Consider the existential questions The Matrix posed. Similar to Plato, who insisted that we have an obligation to live an authentic life and embrace reality, Neo makes it his mission to open humanity’s eyes and question our existence. Meanwhile, Cypher abhors the very nature of reality. He quite literally believes that ignorance is bliss, choosing to shove reality aside for the potential of simulated fame and fortune. When the metaverse arrives, which path will you choose?
The Dangers of The Metaverse
We’re (probably) not going to find ourselves caught in The Matrix’s bloody battle between rebels and robots, but the whole system could still come tumbling down. To function properly, the Metaverse will rely on a highly effective power grid. America’s electric grid is vulnerable to attack. What happens if millions of Americans are living their lives in the Metaverse and the power goes out?
What about threats to encryption, the core component of data privacy and security? What happens if that million-dollar piece of metaverse real estate gets stolen? The Metaverse will provide us with new opportunities for personal and financial growth, but also significant risks. Just like cryptocurrencies offer a chance at tremendous wealth or financial ruin, the Metaverse will be crypto on steroids.
“Will Mark Zuckerberg become the Master of the Metaverse?”
Who will govern this new world? What laws (if any) will apply? Mark Graham, a professor of internet geography at Oxford, tells Inverse that it’s up to us to decide those crucial questions right now.
“The metaverse is ultimately a new platform for social interactions,” he says. “If we want our future social interactions to be conducted in ways that are maximally socially beneficial rather than maximally profitable, we need to ensure that there is a meaningful degree of democratic governance on the platform.”
Legal experts warn that we’re entering the equivalent of the Wild West, with today’s laws, even those applicable to social media, carrying little weight in the Metaverse. After all, how can lawyers with no knowledge of the Metaverse defend clients? And how can judges with no knowledge of the metaspace make legally-sound decisions? Laws for the Metaverse must first be drafted before they can be taught and applied.
As huge companies race to further colonize the collective consciousness, we’re left with many questions and few answers. Will Mark Zuckerberg become the Master of the Metaverse? He should be the least of our worries. The Metaverse is coming with or without him, and the world is ill-prepared for what awaits.
When it arrives, it will be more than just fun and games. People will work, date, and shop there. Many will, in essence, live there. And if The Matrix is becoming a reality, you’ll have to decide which pill you want to take. Cypher never did get that blissful paradise he so desperately craved. But we might.

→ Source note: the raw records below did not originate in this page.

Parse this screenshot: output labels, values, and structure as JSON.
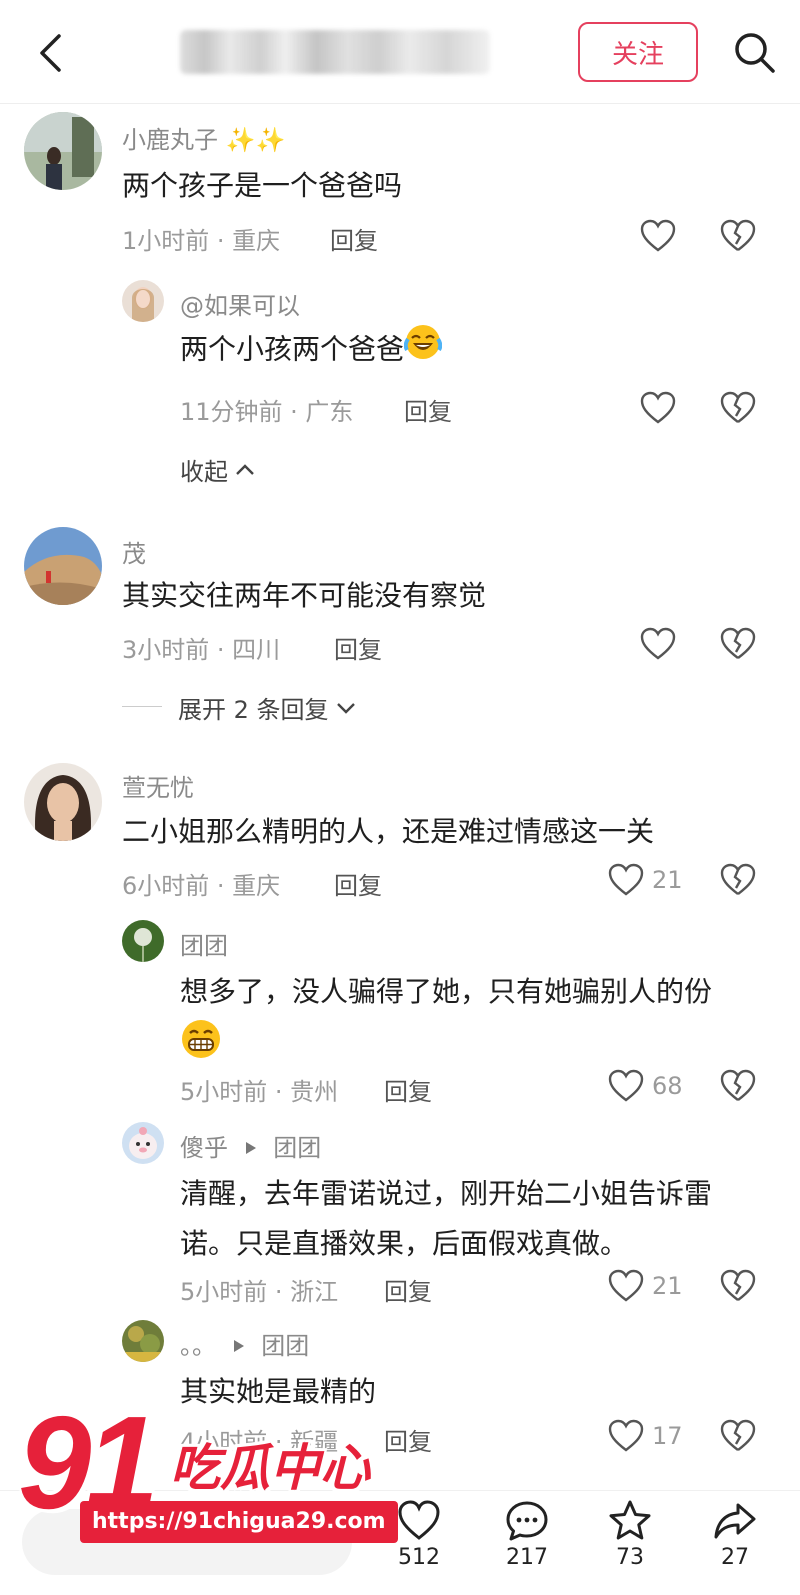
{
  "header": {
    "back_icon": "back-arrow-icon",
    "title": "",
    "follow_label": "关注",
    "search_icon": "search-icon",
    "accent_color": "#e5405e"
  },
  "comments": [
    {
      "username": "小鹿丸子 ✨✨",
      "text": "两个孩子是一个爸爸吗",
      "meta": "1小时前 · 重庆",
      "reply_label": "回复",
      "like_count": "",
      "replies": [
        {
          "username": "@如果可以",
          "text": "两个小孩两个爸爸",
          "emoji": "laughing-crying-emoji",
          "meta": "11分钟前 · 广东",
          "reply_label": "回复",
          "like_count": ""
        }
      ],
      "collapse_label": "收起"
    },
    {
      "username": "茂",
      "text": "其实交往两年不可能没有察觉",
      "meta": "3小时前 · 四川",
      "reply_label": "回复",
      "like_count": "",
      "expand_label": "展开 2 条回复"
    },
    {
      "username": "萱无忧",
      "text": "二小姐那么精明的人，还是难过情感这一关",
      "meta": "6小时前 · 重庆",
      "reply_label": "回复",
      "like_count": "21",
      "replies": [
        {
          "username": "团团",
          "text": "想多了，没人骗得了她，只有她骗别人的份",
          "emoji": "grinning-emoji",
          "meta": "5小时前 · 贵州",
          "reply_label": "回复",
          "like_count": "68"
        },
        {
          "username": "傻乎",
          "reply_to": "团团",
          "text_line1": "清醒，去年雷诺说过，刚开始二小姐告诉雷",
          "text_line2": "诺。只是直播效果，后面假戏真做。",
          "meta": "5小时前 · 浙江",
          "reply_label": "回复",
          "like_count": "21"
        },
        {
          "username": "。。",
          "reply_to": "团团",
          "text": "其实她是最精的",
          "meta": "4小时前 · 新疆",
          "reply_label": "回复",
          "like_count": "17"
        }
      ]
    }
  ],
  "bottom_bar": {
    "likes": "512",
    "comments": "217",
    "favorites": "73",
    "shares": "27"
  },
  "watermark": {
    "number": "91",
    "name": "吃瓜中心",
    "url": "https://91chigua29.com"
  }
}
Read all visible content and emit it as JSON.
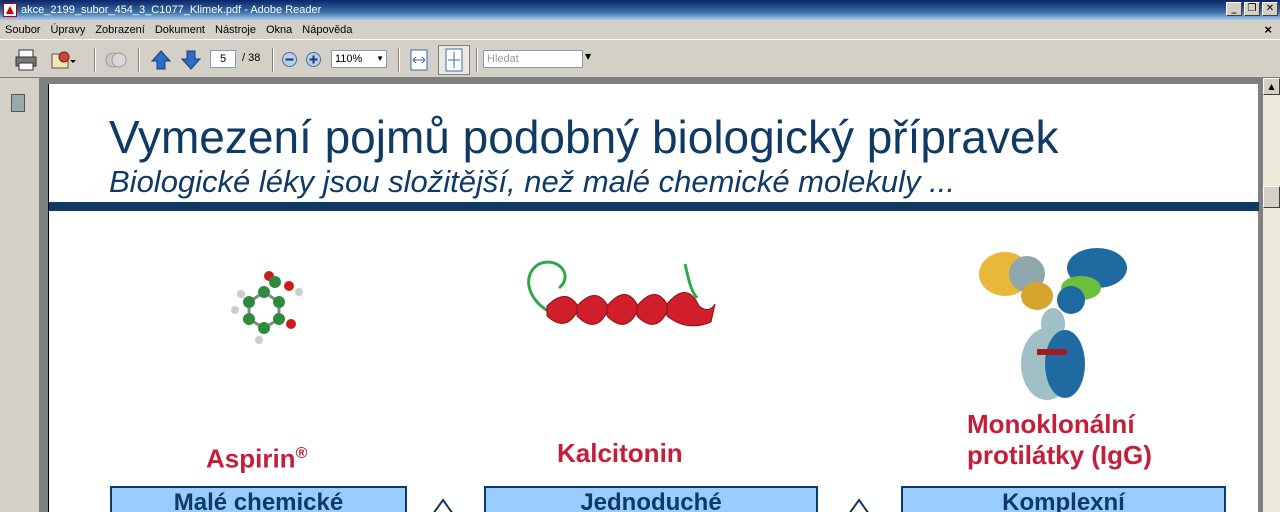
{
  "window": {
    "title": "akce_2199_subor_454_3_C1077_Klimek.pdf - Adobe Reader",
    "buttons": {
      "minimize": "_",
      "restore": "❐",
      "close": "✕"
    }
  },
  "menu": {
    "items": [
      "Soubor",
      "Úpravy",
      "Zobrazení",
      "Dokument",
      "Nástroje",
      "Okna",
      "Nápověda"
    ],
    "close_doc": "×"
  },
  "toolbar": {
    "page_current": "5",
    "page_total": "/ 38",
    "zoom": "110%",
    "search_placeholder": "Hledat",
    "colors": {
      "arrow": "#2c6cc4"
    }
  },
  "slide": {
    "title": "Vymezení pojmů podobný biologický přípravek",
    "subtitle": "Biologické léky jsou složitější, než malé chemické molekuly ...",
    "captions": {
      "aspirin": "Aspirin",
      "aspirin_mark": "®",
      "kalcitonin": "Kalcitonin",
      "mab_line1": "Monoklonální",
      "mab_line2": "protilátky (IgG)"
    },
    "boxes": [
      "Malé chemické",
      "Jednoduché",
      "Komplexní"
    ],
    "colors": {
      "title": "#0e3a63",
      "caption": "#c41e3a",
      "box": "#99ccff"
    }
  }
}
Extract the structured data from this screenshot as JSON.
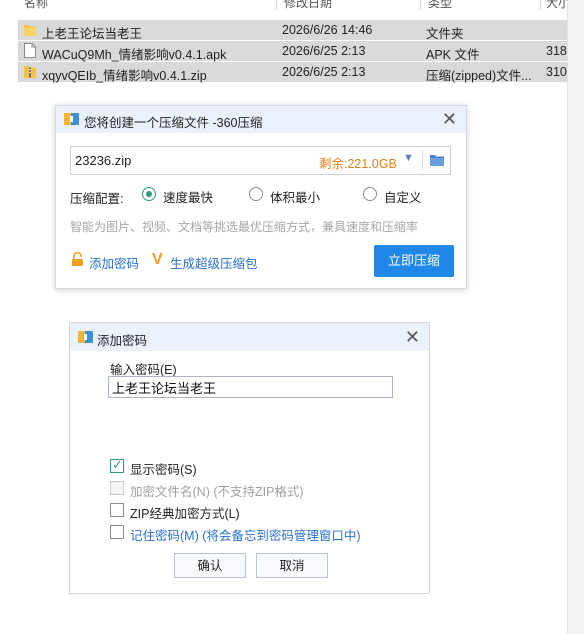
{
  "explorer": {
    "columns": [
      "名称",
      "修改日期",
      "类型",
      "大小"
    ],
    "files": [
      {
        "name": "上老王论坛当老王",
        "date": "2026/6/26 14:46",
        "type": "文件夹",
        "size": "",
        "icon": "folder-icon"
      },
      {
        "name": "WACuQ9Mh_情绪影响v0.4.1.apk",
        "date": "2026/6/25 2:13",
        "type": "APK 文件",
        "size": "318",
        "icon": "apk-file-icon"
      },
      {
        "name": "xqyvQEIb_情绪影响v0.4.1.zip",
        "date": "2026/6/25 2:13",
        "type": "压缩(zipped)文件...",
        "size": "310",
        "icon": "zip-file-icon"
      }
    ]
  },
  "compress_dialog": {
    "title": "您将创建一个压缩文件 -360压缩",
    "filename": "23236.zip",
    "remaining": "剩余:221.0GB",
    "config_label": "压缩配置:",
    "options": [
      "速度最快",
      "体积最小",
      "自定义"
    ],
    "selected_option": "速度最快",
    "hint": "智能为图片、视频、文档等挑选最优压缩方式，兼具速度和压缩率",
    "add_password_link": "添加密码",
    "sfx_link": "生成超级压缩包",
    "compress_button": "立即压缩",
    "accent_color": "#1e87e8"
  },
  "password_dialog": {
    "title": "添加密码",
    "input_label": "输入密码(E)",
    "password_value": "上老王论坛当老王",
    "show_password": "显示密码(S)",
    "encrypt_filenames": "加密文件名(N) (不支持ZIP格式)",
    "zip_classic": "ZIP经典加密方式(L)",
    "remember_password": "记住密码(M) (将会备忘到密码管理窗口中)",
    "ok_button": "确认",
    "cancel_button": "取消",
    "checked": {
      "show_password": true,
      "encrypt_filenames": false,
      "zip_classic": false,
      "remember_password": false
    }
  }
}
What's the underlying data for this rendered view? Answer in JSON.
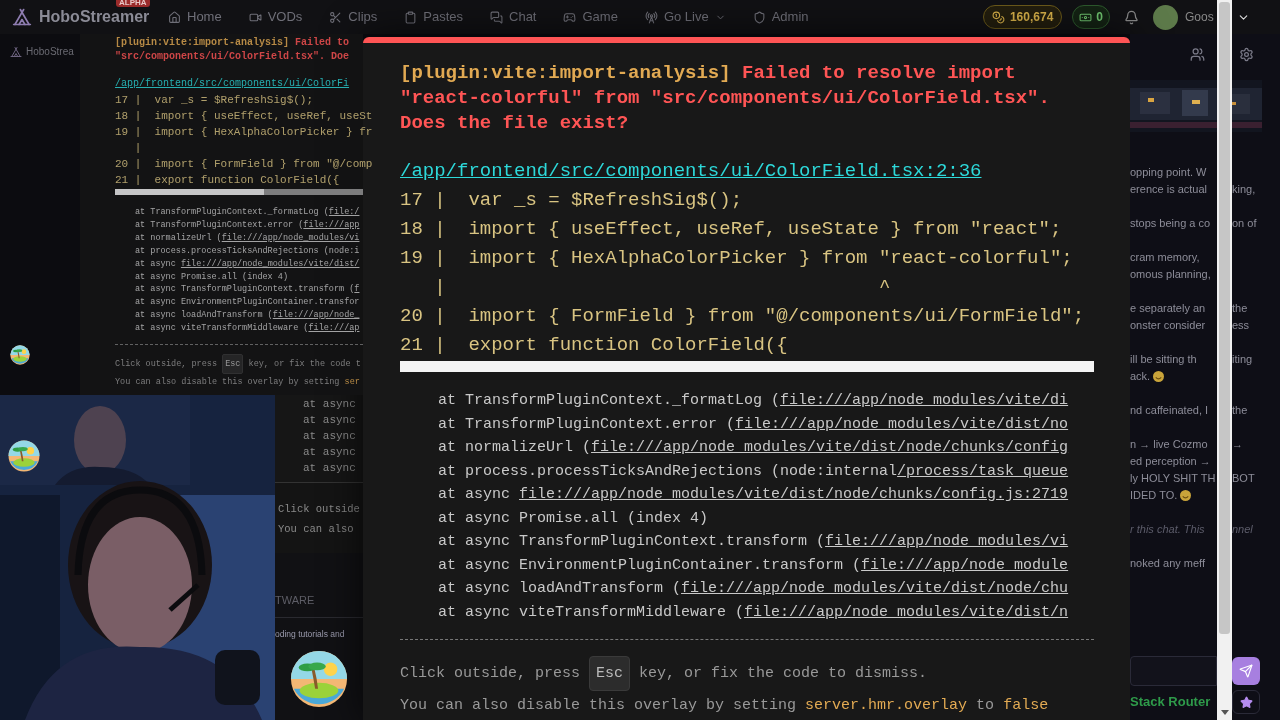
{
  "nav": {
    "logo": "HoboStreamer",
    "badge": "ALPHA",
    "items": [
      {
        "label": "Home",
        "dropdown": false
      },
      {
        "label": "VODs",
        "dropdown": false
      },
      {
        "label": "Clips",
        "dropdown": false
      },
      {
        "label": "Pastes",
        "dropdown": false
      },
      {
        "label": "Chat",
        "dropdown": false
      },
      {
        "label": "Game",
        "dropdown": false
      },
      {
        "label": "Go Live",
        "dropdown": true
      },
      {
        "label": "Admin",
        "dropdown": false
      }
    ],
    "coins": "160,674",
    "cash": "0",
    "user": "Goos"
  },
  "sidebar_label": "HoboStrea",
  "mini_overlay": {
    "title_lines": [
      [
        {
          "kind": "plugin",
          "text": "[plugin:vite:import-analysis]"
        },
        {
          "kind": "message",
          "text": " Failed to"
        }
      ],
      [
        {
          "kind": "message",
          "text": "\"src/components/ui/ColorField.tsx\". Doe"
        }
      ]
    ],
    "file": "/app/frontend/src/components/ui/ColorFi",
    "code": [
      "17 |  var _s = $RefreshSig$();",
      "18 |  import { useEffect, useRef, useSt",
      "19 |  import { HexAlphaColorPicker } fr",
      "   |",
      "20 |  import { FormField } from \"@/comp",
      "21 |  export function ColorField({"
    ],
    "stack": [
      {
        "text": "at TransformPluginContext._formatLog (",
        "link": "file:/"
      },
      {
        "text": "at TransformPluginContext.error (",
        "link": "file:///app"
      },
      {
        "text": "at normalizeUrl (",
        "link": "file:///app/node_modules/vi"
      },
      {
        "text": "at process.processTicksAndRejections (node:i"
      },
      {
        "text": "at async ",
        "link": "file:///app/node_modules/vite/dist/"
      },
      {
        "text": "at async Promise.all (index 4)"
      },
      {
        "text": "at async TransformPluginContext.transform (",
        "link": "f"
      },
      {
        "text": "at async EnvironmentPluginContainer.transfor"
      },
      {
        "text": "at async loadAndTransform (",
        "link": "file:///app/node_"
      },
      {
        "text": "at async viteTransformMiddleware (",
        "link": "file:///ap"
      }
    ],
    "hint": {
      "before": "Click outside, press ",
      "key": "Esc",
      "after": " key, or fix the code t"
    },
    "tip": [
      {
        "text": "You can also disable this overlay by setting ",
        "code": false
      },
      {
        "text": "ser",
        "code": true
      }
    ]
  },
  "overlay": {
    "title_lines": [
      [
        {
          "kind": "plugin",
          "text": "[plugin:vite:import-analysis]"
        },
        {
          "kind": "message",
          "text": " Failed to resolve import"
        }
      ],
      [
        {
          "kind": "message",
          "text": "\"react-colorful\" from \"src/components/ui/ColorField.tsx\"."
        }
      ],
      [
        {
          "kind": "message",
          "text": "Does the file exist?"
        }
      ]
    ],
    "file": "/app/frontend/src/components/ui/ColorField.tsx:2:36",
    "code": [
      "17 |  var _s = $RefreshSig$();",
      "18 |  import { useEffect, useRef, useState } from \"react\";",
      "19 |  import { HexAlphaColorPicker } from \"react-colorful\";",
      "   |                                      ^",
      "20 |  import { FormField } from \"@/components/ui/FormField\";",
      "21 |  export function ColorField({"
    ],
    "stack": [
      {
        "text": "at TransformPluginContext._formatLog (",
        "link": "file:///app/node_modules/vite/di"
      },
      {
        "text": "at TransformPluginContext.error (",
        "link": "file:///app/node_modules/vite/dist/no"
      },
      {
        "text": "at normalizeUrl (",
        "link": "file:///app/node_modules/vite/dist/node/chunks/config"
      },
      {
        "text": "at process.processTicksAndRejections (node:internal",
        "link": "/process/task_queue"
      },
      {
        "text": "at async ",
        "link": "file:///app/node_modules/vite/dist/node/chunks/config.js:2719"
      },
      {
        "text": "at async Promise.all (index 4)"
      },
      {
        "text": "at async TransformPluginContext.transform (",
        "link": "file:///app/node_modules/vi"
      },
      {
        "text": "at async EnvironmentPluginContainer.transform (",
        "link": "file:///app/node_module"
      },
      {
        "text": "at async loadAndTransform (",
        "link": "file:///app/node_modules/vite/dist/node/chu"
      },
      {
        "text": "at async viteTransformMiddleware (",
        "link": "file:///app/node_modules/vite/dist/n"
      }
    ],
    "hint": {
      "before": "Click outside, press ",
      "key": "Esc",
      "after": " key, or fix the code to dismiss."
    },
    "tip": [
      {
        "text": "You can also disable this overlay by setting ",
        "code": false
      },
      {
        "text": "server.hmr.overlay",
        "code": true
      },
      {
        "text": " to ",
        "code": false
      },
      {
        "text": "false",
        "code": true
      }
    ]
  },
  "side_fragments": {
    "stack": [
      "at async",
      "at async",
      "at async",
      "at async",
      "at async"
    ],
    "footer": [
      "Click outside",
      "You can also"
    ],
    "heading": "TWARE",
    "text": "oding tutorials and"
  },
  "chat": {
    "messages": [
      {
        "kind": "message",
        "lines": [
          {
            "left": "opping point. W"
          },
          {
            "left": "erence is actual",
            "right": "king,"
          }
        ]
      },
      {
        "kind": "message",
        "lines": [
          {
            "left": "stops being a co",
            "right": "on of"
          }
        ]
      },
      {
        "kind": "message",
        "lines": [
          {
            "left": "cram memory,"
          },
          {
            "left": "omous planning,"
          }
        ]
      },
      {
        "kind": "message",
        "lines": [
          {
            "left": "e separately an",
            "right": "the"
          },
          {
            "left": "onster consider",
            "right": "ess"
          }
        ]
      },
      {
        "kind": "message",
        "lines": [
          {
            "left": "ill be sitting th",
            "right": "iting"
          },
          {
            "left": "ack.",
            "emoji": true
          }
        ]
      },
      {
        "kind": "message",
        "lines": [
          {
            "left": "nd caffeinated, I",
            "right": "the"
          }
        ]
      },
      {
        "kind": "message",
        "lines": [
          {
            "left": "n → live Cozmo",
            "right": "→"
          },
          {
            "left": "ed perception →"
          },
          {
            "left": "ly HOLY SHIT TH",
            "right": "BOT"
          },
          {
            "left": "IDED TO.",
            "emoji": true
          }
        ]
      },
      {
        "kind": "notice",
        "lines": [
          {
            "left": "r this chat. This",
            "right": "nnel"
          }
        ]
      },
      {
        "kind": "message",
        "lines": [
          {
            "left": "noked any meff"
          }
        ]
      }
    ],
    "tag": "Stack Router"
  }
}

Then again, there’s the finest of lines between utopian dreams and dangerous delusions.
The Matrix Resurrections premieres December 22 on HBO Max and in theaters.